Aim of the exercise.
Looking at the listing beneath, work out how many lines hold "Caminhada" and report only that figure.

Data supplied.
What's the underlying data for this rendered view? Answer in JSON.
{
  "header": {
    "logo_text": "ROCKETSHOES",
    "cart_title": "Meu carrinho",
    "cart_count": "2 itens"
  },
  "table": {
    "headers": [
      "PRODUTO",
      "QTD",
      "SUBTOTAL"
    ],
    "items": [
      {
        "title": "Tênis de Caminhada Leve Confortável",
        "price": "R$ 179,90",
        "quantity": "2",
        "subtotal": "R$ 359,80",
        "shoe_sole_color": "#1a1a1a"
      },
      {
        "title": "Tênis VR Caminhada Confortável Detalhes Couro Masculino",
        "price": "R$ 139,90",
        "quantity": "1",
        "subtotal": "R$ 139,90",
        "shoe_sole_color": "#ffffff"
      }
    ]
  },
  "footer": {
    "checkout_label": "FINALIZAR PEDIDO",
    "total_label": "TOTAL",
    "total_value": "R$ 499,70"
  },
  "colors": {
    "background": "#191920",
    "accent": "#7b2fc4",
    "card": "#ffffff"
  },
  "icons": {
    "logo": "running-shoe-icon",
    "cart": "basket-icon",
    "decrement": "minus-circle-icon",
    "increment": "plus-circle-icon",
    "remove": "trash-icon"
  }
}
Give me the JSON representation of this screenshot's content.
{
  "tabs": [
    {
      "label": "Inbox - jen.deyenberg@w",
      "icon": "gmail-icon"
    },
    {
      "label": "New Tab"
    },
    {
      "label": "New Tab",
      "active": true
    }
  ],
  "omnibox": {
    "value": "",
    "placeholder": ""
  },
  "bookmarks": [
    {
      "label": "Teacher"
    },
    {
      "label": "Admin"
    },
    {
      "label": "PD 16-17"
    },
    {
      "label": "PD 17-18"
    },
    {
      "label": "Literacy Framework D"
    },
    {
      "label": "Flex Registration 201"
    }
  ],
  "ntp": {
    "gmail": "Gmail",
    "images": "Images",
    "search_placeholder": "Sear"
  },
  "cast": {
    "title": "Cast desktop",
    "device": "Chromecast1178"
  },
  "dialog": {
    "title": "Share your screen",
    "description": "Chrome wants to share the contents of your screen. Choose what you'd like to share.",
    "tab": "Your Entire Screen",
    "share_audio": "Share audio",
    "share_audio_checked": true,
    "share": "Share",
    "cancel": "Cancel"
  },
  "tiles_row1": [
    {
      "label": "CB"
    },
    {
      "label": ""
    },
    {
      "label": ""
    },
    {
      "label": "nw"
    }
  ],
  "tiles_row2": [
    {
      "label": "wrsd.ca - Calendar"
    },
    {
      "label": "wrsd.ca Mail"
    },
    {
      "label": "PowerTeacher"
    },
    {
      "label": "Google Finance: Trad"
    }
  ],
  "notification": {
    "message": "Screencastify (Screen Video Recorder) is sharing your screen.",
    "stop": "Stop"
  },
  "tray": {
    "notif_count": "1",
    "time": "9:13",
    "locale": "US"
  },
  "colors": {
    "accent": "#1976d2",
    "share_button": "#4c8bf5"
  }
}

Reply to the exercise.
2